Even so, Gagnon said, the car is crucial if Mitsubishi hopes to remain a mainstream automaker in this country, and if it hopes to expand its customer base to more families and more mature customers.
"It keeps us right at the heart of the car market," he said.
The 2004 model, which goes on sale in October, is the first Galant designed, engineered and built for the U.S. market. Bigger all around and more powerful than its predecessor, it is the second vehicle off Mitsubishi's Project America platform, which also will include some Chrysler group vehicles.
The car is 2.8 inches longer, 3.9 inches wider and 2.2 inches taller than its predecessor. At 108.3 inches, the wheelbase is 4.6 inches longer than the current model.
The base model comes with Mitsubishi's new 2.4-liter MIVEC (for Mitsubishi Innovative Valve timing and lift Electronic Control) engine, mated with a four-speed automatic transmission and four-wheel disc brakes.
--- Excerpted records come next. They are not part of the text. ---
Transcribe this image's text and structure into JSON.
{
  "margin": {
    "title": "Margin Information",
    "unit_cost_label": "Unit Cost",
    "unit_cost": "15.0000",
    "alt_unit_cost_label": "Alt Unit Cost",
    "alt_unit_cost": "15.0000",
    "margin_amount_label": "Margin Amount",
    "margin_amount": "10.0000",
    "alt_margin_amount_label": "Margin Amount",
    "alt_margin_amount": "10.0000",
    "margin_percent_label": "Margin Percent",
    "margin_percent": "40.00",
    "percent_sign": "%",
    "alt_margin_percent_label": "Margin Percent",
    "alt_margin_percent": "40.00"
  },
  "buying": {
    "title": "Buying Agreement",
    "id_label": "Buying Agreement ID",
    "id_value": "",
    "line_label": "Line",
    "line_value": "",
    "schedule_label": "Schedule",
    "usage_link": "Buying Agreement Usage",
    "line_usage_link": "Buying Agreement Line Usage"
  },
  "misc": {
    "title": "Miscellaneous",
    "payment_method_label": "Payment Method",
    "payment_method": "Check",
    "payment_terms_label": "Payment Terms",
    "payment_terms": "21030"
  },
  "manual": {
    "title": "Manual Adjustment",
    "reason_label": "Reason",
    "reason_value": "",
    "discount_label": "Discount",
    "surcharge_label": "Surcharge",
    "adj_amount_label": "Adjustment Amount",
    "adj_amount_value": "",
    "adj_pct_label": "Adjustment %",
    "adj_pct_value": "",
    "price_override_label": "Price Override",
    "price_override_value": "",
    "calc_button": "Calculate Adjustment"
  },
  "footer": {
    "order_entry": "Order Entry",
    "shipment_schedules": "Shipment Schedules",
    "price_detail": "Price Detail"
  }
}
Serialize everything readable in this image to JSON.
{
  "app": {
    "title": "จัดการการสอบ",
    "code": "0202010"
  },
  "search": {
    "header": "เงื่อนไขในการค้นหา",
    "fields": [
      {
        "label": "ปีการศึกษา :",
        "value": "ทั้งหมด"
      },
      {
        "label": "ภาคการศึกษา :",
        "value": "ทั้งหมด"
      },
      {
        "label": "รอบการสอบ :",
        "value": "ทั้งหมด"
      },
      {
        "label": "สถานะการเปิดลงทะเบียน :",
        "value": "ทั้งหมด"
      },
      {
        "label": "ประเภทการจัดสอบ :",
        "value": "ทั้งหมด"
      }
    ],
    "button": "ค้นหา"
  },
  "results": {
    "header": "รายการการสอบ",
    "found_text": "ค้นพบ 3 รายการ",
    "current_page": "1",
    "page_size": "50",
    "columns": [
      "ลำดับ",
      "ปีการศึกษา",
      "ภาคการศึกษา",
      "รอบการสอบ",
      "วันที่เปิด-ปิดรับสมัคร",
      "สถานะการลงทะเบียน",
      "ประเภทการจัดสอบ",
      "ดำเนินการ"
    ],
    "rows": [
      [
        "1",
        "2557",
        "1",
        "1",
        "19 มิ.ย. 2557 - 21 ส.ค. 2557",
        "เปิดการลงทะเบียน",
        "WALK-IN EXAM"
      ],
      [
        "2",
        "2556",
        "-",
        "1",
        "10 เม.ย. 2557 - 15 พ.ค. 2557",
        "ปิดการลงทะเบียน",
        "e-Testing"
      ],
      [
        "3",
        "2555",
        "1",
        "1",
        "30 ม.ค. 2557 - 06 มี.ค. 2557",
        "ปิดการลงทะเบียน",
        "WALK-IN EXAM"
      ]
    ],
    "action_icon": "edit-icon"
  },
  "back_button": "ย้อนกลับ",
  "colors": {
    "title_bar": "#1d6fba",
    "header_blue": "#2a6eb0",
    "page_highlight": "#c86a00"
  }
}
The new engine was designed to improve power over a wide rpm range without sacrificing fuel economy.
It makes 160 hp at 5,500 rpm and 157 pounds-feet of torque at 4,000 rpm, up from 140 hp and 155 pounds-feet of torque in the current model.
The optional 3.8-liter V-6 produces 230 hp, up from 195 hp in the '03 model.
Standard features include remote keyless entry with trunk opener, power windows, lock and mirrors, height-adjustable driver's seat, 140-watt, four-speaker AM/FM/CD audio system, dual front airbags and child safety locks.
"The market has moved up in the mid-sized category," Gagnon said. "In order to compete, we had to be bigger, better and faster."